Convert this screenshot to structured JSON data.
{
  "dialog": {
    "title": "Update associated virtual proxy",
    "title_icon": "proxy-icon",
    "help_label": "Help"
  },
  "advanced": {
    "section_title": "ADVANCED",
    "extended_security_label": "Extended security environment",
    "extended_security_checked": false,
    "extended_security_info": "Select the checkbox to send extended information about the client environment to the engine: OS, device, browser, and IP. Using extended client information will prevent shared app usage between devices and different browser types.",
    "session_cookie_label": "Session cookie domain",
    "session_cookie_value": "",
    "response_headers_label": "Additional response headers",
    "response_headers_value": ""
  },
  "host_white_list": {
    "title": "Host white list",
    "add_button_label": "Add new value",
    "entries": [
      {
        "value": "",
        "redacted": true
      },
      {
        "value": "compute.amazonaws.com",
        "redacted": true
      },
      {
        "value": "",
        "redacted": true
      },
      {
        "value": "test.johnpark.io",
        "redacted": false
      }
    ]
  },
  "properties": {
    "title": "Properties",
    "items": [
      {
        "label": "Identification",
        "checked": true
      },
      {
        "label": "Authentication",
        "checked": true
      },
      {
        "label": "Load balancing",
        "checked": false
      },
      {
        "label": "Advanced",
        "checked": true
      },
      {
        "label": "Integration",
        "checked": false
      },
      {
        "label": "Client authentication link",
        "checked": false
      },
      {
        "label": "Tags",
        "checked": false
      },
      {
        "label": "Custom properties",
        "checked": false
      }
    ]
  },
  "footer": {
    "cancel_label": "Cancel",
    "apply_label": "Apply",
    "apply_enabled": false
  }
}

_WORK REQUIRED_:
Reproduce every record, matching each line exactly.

_EXERCISE OUTPUT_:
Convert this screenshot to structured JSON data.
{
  "dialog": {
    "title": "Update associated virtual proxy",
    "title_icon": "proxy-icon",
    "help_label": "Help"
  },
  "advanced": {
    "section_title": "ADVANCED",
    "extended_security_label": "Extended security environment",
    "extended_security_checked": false,
    "extended_security_info": "Select the checkbox to send extended information about the client environment to the engine: OS, device, browser, and IP. Using extended client information will prevent shared app usage between devices and different browser types.",
    "session_cookie_label": "Session cookie domain",
    "session_cookie_value": "",
    "response_headers_label": "Additional response headers",
    "response_headers_value": ""
  },
  "host_white_list": {
    "title": "Host white list",
    "add_button_label": "Add new value",
    "entries": [
      {
        "value": "",
        "redacted": true
      },
      {
        "value": "compute.amazonaws.com",
        "redacted": true
      },
      {
        "value": "",
        "redacted": true
      },
      {
        "value": "test.johnpark.io",
        "redacted": false
      }
    ]
  },
  "properties": {
    "title": "Properties",
    "items": [
      {
        "label": "Identification",
        "checked": true
      },
      {
        "label": "Authentication",
        "checked": true
      },
      {
        "label": "Load balancing",
        "checked": false
      },
      {
        "label": "Advanced",
        "checked": true
      },
      {
        "label": "Integration",
        "checked": false
      },
      {
        "label": "Client authentication link",
        "checked": false
      },
      {
        "label": "Tags",
        "checked": false
      },
      {
        "label": "Custom properties",
        "checked": false
      }
    ]
  },
  "footer": {
    "cancel_label": "Cancel",
    "apply_label": "Apply",
    "apply_enabled": false
  }
}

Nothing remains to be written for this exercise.